Items from an interface collection:
○ ○ ○ ○ ○

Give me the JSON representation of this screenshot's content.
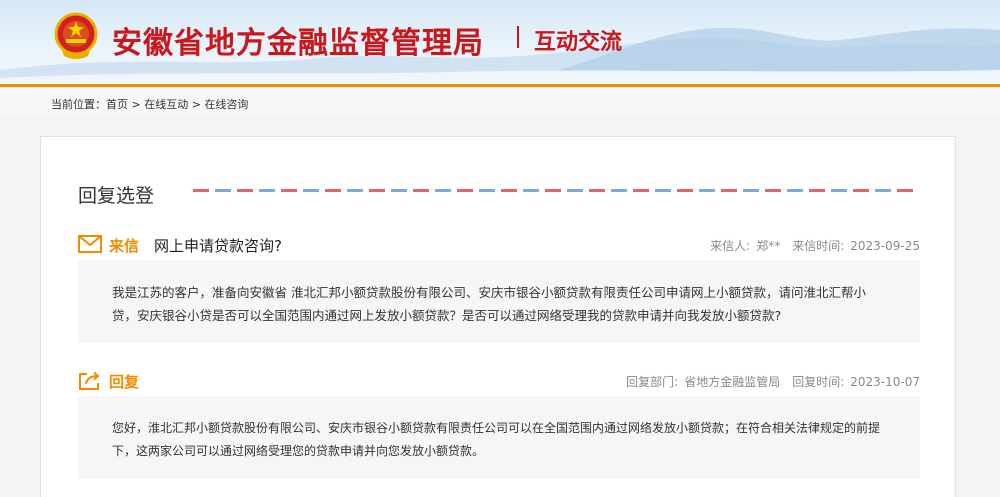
{
  "header": {
    "site_title": "安徽省地方金融监督管理局",
    "section_title": "互动交流",
    "colors": {
      "brand_red": "#c9171e",
      "accent_orange": "#f08c00"
    }
  },
  "breadcrumb": {
    "prefix": "当前位置：",
    "items": [
      "首页",
      "在线互动",
      "在线咨询"
    ],
    "separator": " > "
  },
  "content": {
    "heading": "回复选登",
    "letter": {
      "type_label": "来信",
      "icon": "envelope-icon",
      "subject": "网上申请贷款咨询?",
      "sender_label": "来信人:",
      "sender": "郑**",
      "date_label": "来信时间:",
      "date": "2023-09-25",
      "body": "我是江苏的客户，准备向安徽省 淮北汇邦小额贷款股份有限公司、安庆市银谷小额贷款有限责任公司申请网上小额贷款，请问淮北汇帮小贷，安庆银谷小贷是否可以全国范围内通过网上发放小额贷款？是否可以通过网络受理我的贷款申请并向我发放小额贷款?"
    },
    "reply": {
      "type_label": "回复",
      "icon": "reply-share-icon",
      "dept_label": "回复部门:",
      "dept": "省地方金融监管局",
      "date_label": "回复时间:",
      "date": "2023-10-07",
      "body": "您好，淮北汇邦小额贷款股份有限公司、安庆市银谷小额贷款有限责任公司可以在全国范围内通过网络发放小额贷款；在符合相关法律规定的前提下，这两家公司可以通过网络受理您的贷款申请并向您发放小额贷款。"
    }
  }
}
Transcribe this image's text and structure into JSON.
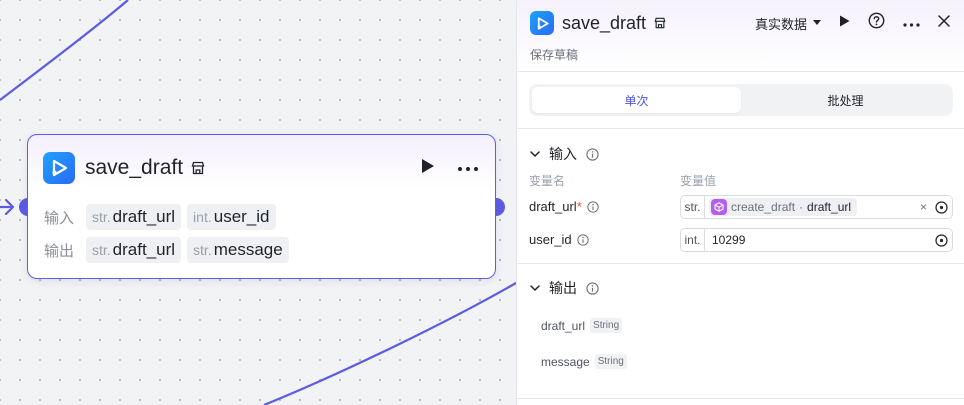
{
  "node": {
    "title": "save_draft",
    "input_label": "输入",
    "output_label": "输出",
    "inputs": [
      {
        "type": "str.",
        "name": "draft_url"
      },
      {
        "type": "int.",
        "name": "user_id"
      }
    ],
    "outputs": [
      {
        "type": "str.",
        "name": "draft_url"
      },
      {
        "type": "str.",
        "name": "message"
      }
    ]
  },
  "panel": {
    "title": "save_draft",
    "description": "保存草稿",
    "data_mode": "真实数据",
    "tabs": [
      "单次",
      "批处理"
    ],
    "input_section": "输入",
    "col_name": "变量名",
    "col_value": "变量值",
    "params": [
      {
        "name": "draft_url",
        "required_mark": "*",
        "type": "str.",
        "ref_node": "create_draft",
        "ref_sep": "·",
        "ref_var": "draft_url",
        "clear": "×"
      },
      {
        "name": "user_id",
        "type": "int.",
        "value": "10299"
      }
    ],
    "output_section": "输出",
    "outputs": [
      {
        "name": "draft_url",
        "type": "String"
      },
      {
        "name": "message",
        "type": "String"
      }
    ]
  },
  "colors": {
    "accent": "#4d53e8",
    "edge": "#5b5ce2",
    "app_icon": "#2a6af2",
    "ref_icon": "#b45ef2"
  }
}
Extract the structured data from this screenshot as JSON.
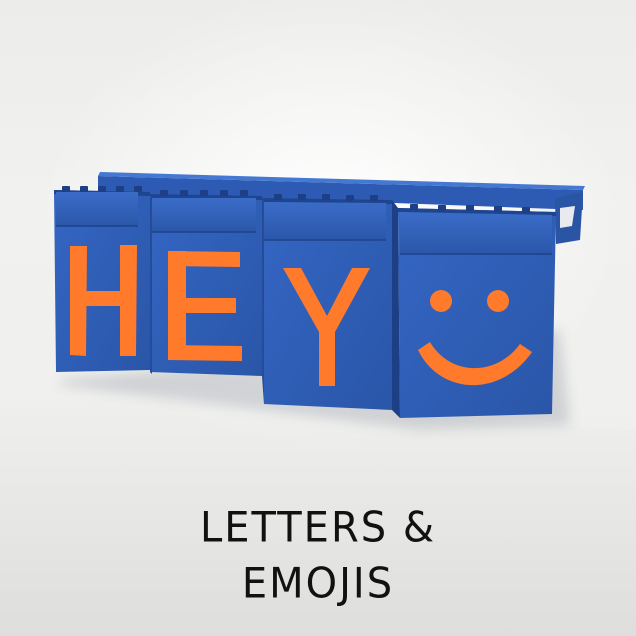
{
  "tiles": [
    {
      "kind": "letter",
      "glyph": "H"
    },
    {
      "kind": "letter",
      "glyph": "E"
    },
    {
      "kind": "letter",
      "glyph": "Y"
    },
    {
      "kind": "emoji",
      "glyph": "smiley-face-icon"
    }
  ],
  "caption": {
    "line1": "LETTERS &",
    "line2": "EMOJIS"
  },
  "colors": {
    "tile_blue": "#2f5fb8",
    "tile_blue_dark": "#234a96",
    "glyph_orange": "#ff7a2a",
    "wall": "#efefed",
    "caption_text": "#111111"
  }
}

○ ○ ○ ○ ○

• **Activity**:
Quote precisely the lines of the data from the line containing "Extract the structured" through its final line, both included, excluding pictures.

• **Solved exercise**:
Extract the structured data from this screenshot as JSON.
{
  "tiles": [
    {
      "kind": "letter",
      "glyph": "H"
    },
    {
      "kind": "letter",
      "glyph": "E"
    },
    {
      "kind": "letter",
      "glyph": "Y"
    },
    {
      "kind": "emoji",
      "glyph": "smiley-face-icon"
    }
  ],
  "caption": {
    "line1": "LETTERS &",
    "line2": "EMOJIS"
  },
  "colors": {
    "tile_blue": "#2f5fb8",
    "tile_blue_dark": "#234a96",
    "glyph_orange": "#ff7a2a",
    "wall": "#efefed",
    "caption_text": "#111111"
  }
}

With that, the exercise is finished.